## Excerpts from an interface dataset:
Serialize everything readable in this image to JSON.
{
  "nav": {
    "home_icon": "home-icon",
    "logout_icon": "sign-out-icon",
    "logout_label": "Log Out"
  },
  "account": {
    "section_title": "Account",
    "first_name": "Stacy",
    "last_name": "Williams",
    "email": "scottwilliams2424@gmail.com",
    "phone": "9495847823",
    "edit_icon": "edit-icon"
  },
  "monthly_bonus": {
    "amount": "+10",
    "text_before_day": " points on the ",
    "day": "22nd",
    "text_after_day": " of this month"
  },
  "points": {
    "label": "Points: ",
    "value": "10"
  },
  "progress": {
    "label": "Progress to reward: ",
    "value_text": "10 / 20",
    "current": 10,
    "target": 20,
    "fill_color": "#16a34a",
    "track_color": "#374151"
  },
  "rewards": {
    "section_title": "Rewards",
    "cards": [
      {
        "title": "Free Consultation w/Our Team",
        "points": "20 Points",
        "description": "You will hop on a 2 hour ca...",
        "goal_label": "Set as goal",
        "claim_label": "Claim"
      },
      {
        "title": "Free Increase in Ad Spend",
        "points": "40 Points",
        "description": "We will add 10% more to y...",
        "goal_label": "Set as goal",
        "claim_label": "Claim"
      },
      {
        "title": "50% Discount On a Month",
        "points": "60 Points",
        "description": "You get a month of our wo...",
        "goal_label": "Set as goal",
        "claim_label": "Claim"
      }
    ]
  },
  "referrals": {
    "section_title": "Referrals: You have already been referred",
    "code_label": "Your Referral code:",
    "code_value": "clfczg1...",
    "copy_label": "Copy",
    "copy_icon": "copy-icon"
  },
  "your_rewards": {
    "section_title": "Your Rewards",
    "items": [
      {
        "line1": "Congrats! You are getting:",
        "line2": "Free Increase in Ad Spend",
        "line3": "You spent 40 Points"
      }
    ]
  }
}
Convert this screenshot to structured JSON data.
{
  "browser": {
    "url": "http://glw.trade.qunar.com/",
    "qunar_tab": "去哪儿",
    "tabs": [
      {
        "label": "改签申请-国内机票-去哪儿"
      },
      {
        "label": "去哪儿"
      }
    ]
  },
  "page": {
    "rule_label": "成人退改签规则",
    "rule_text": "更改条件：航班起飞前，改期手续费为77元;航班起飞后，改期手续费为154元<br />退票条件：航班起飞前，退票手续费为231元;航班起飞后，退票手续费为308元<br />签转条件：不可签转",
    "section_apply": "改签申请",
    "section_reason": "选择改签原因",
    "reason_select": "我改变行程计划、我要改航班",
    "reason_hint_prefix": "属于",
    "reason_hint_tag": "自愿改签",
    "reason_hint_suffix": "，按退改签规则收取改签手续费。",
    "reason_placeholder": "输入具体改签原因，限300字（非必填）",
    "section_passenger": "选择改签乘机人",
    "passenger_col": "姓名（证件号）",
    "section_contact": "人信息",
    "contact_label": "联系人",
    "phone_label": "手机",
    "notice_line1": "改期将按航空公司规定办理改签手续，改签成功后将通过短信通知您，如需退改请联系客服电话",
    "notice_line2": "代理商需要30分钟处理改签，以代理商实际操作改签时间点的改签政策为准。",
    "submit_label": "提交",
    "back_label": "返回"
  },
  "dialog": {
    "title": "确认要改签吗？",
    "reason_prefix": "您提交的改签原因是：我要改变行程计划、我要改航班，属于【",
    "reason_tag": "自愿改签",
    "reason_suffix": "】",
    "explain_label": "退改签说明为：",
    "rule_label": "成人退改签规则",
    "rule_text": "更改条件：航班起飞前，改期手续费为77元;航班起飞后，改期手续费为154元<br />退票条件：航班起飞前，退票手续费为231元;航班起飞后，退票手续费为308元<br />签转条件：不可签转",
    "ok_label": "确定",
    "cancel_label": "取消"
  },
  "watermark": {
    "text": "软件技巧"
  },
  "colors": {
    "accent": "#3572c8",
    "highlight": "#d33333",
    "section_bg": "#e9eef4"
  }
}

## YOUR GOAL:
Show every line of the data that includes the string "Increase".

## ANSWER SECTION:
        "title": "Free Increase in Ad Spend",
        "line2": "Free Increase in Ad Spend",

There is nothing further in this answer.